Customization: Depending on your branding and user experience requirements, you may want to customize the appearance of the payment pages or forms provided by the payment gateway.
PCI Compliance: Payment Card Industry Data Security Standard (PCI DSS) compliance is essential to protect sensitive customer data. Ensure that your integration follows PCI standards and reduces the scope of PCI compliance as much as possible.
Documentation and Support: Familiarize yourself with the payment gateway’s documentation and support options. Good support can be crucial when facing technical issues or questions about the integration.
Testing Environments: Most payment gateways provide testing environments (sandbox or development mode) where you can simulate transactions without processing real payments. Use these environments extensively during development and testing.
User Analytics: Implement analytics to track user behavior during the payment process. This can help you identify areas for improvement and optimize the conversion rate.
Legal Agreements: Ensure that you have the necessary legal agreements in place with your payment gateway provider, including terms of service and privacy policies.
Backup and Redundancy: Plan for redundancy in case your primary payment gateway experiences downtime. Having a backup gateway can prevent disruptions in your online sales.

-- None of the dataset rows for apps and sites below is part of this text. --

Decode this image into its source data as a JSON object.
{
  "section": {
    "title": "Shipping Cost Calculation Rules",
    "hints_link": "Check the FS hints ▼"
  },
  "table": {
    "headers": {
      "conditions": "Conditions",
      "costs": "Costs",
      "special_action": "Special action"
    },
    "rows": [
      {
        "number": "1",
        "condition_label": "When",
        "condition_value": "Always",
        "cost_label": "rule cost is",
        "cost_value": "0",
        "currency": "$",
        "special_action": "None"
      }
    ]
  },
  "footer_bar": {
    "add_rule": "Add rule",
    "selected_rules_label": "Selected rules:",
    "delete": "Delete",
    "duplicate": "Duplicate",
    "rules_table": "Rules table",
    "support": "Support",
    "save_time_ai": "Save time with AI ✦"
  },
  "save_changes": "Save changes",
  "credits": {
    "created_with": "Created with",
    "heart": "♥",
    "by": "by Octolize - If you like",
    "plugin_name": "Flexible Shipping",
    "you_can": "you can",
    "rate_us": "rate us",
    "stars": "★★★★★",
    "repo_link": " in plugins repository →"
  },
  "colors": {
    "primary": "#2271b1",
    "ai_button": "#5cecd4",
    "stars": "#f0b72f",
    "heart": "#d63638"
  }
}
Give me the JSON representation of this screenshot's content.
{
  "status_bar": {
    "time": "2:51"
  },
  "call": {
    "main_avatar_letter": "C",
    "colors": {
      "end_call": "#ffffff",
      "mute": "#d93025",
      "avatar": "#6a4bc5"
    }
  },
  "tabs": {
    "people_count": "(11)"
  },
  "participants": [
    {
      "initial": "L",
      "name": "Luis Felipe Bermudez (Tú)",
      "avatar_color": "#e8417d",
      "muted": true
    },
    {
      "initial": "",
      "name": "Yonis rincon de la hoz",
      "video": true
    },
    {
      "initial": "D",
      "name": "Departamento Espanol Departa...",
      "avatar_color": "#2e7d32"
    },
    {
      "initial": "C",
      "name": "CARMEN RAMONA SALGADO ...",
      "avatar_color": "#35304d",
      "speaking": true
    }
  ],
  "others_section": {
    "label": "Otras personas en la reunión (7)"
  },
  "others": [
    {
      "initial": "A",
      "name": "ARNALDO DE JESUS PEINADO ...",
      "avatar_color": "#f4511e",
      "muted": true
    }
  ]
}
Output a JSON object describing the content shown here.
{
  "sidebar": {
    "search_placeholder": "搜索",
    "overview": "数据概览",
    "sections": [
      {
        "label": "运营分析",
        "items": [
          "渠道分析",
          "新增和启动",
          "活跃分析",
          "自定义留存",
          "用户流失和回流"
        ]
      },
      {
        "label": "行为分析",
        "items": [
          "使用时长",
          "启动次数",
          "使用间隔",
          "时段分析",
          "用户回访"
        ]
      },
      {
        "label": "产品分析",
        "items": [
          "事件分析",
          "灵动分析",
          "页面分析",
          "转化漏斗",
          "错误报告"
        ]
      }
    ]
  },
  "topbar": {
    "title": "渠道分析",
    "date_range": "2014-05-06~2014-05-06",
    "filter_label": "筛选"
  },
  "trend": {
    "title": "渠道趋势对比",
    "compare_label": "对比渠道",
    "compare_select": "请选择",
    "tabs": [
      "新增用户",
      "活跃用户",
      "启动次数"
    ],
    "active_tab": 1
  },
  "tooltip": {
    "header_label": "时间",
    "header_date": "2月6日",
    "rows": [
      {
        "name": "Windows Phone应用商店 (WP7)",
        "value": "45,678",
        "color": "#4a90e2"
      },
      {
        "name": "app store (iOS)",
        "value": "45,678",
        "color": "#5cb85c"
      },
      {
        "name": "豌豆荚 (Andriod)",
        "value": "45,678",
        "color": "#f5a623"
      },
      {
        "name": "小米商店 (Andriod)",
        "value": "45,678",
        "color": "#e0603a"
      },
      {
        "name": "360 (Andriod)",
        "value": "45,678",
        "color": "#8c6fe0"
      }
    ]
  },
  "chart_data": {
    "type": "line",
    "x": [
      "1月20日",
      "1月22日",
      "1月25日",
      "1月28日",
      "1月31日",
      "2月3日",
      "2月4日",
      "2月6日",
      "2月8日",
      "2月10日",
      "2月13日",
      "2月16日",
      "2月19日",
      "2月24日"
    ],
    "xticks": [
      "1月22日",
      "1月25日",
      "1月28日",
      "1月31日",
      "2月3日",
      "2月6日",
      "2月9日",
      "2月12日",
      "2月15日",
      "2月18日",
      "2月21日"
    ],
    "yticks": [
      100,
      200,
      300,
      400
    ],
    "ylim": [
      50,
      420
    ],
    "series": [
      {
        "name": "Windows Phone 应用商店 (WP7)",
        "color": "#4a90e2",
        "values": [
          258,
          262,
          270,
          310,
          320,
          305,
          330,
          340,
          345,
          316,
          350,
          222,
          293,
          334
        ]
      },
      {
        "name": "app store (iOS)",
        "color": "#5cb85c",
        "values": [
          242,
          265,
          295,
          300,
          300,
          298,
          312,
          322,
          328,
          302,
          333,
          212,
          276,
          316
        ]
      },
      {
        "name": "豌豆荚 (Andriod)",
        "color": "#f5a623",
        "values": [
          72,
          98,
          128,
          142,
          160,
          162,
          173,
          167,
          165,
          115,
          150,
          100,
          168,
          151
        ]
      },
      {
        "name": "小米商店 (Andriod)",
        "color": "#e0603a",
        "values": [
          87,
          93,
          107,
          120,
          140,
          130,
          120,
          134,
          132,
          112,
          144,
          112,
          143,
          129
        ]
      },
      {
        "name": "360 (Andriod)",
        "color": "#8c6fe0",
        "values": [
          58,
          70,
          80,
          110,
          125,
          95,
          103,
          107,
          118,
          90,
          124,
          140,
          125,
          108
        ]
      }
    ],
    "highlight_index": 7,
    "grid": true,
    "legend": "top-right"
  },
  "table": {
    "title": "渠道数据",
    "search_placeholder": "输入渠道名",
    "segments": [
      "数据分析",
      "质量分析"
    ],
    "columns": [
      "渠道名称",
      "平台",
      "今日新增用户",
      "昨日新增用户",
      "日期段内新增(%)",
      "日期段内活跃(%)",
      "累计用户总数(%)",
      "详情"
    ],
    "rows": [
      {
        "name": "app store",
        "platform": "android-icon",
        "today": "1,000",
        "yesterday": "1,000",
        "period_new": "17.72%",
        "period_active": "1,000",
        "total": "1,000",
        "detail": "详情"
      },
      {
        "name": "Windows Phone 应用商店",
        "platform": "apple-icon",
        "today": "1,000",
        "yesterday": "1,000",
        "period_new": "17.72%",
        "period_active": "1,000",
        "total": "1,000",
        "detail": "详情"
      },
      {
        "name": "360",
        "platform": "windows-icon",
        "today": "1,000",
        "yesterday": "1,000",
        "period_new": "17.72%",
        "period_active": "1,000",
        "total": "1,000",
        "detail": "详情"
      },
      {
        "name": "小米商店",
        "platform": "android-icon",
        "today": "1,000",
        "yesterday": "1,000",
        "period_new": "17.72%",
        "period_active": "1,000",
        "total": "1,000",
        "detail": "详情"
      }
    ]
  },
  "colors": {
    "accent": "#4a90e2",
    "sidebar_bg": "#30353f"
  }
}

Integration with Accounting and Reporting Systems: Integrate your payment gateway with accounting and reporting systems to streamline financial processes and reconcile transactions.
Future Upgrades and Changes: Keep an eye on your payment gateway provider’s updates and improvements. Periodically review your integration to take advantage of new features or address any changes required due to updates.
Payment gateway integration is a critical component of e-commerce operations. By paying close attention to these factors and continually optimizing your integration, you can provide a secure and seamless payment experience for your customers while effectively managing your online business’s financial aspects.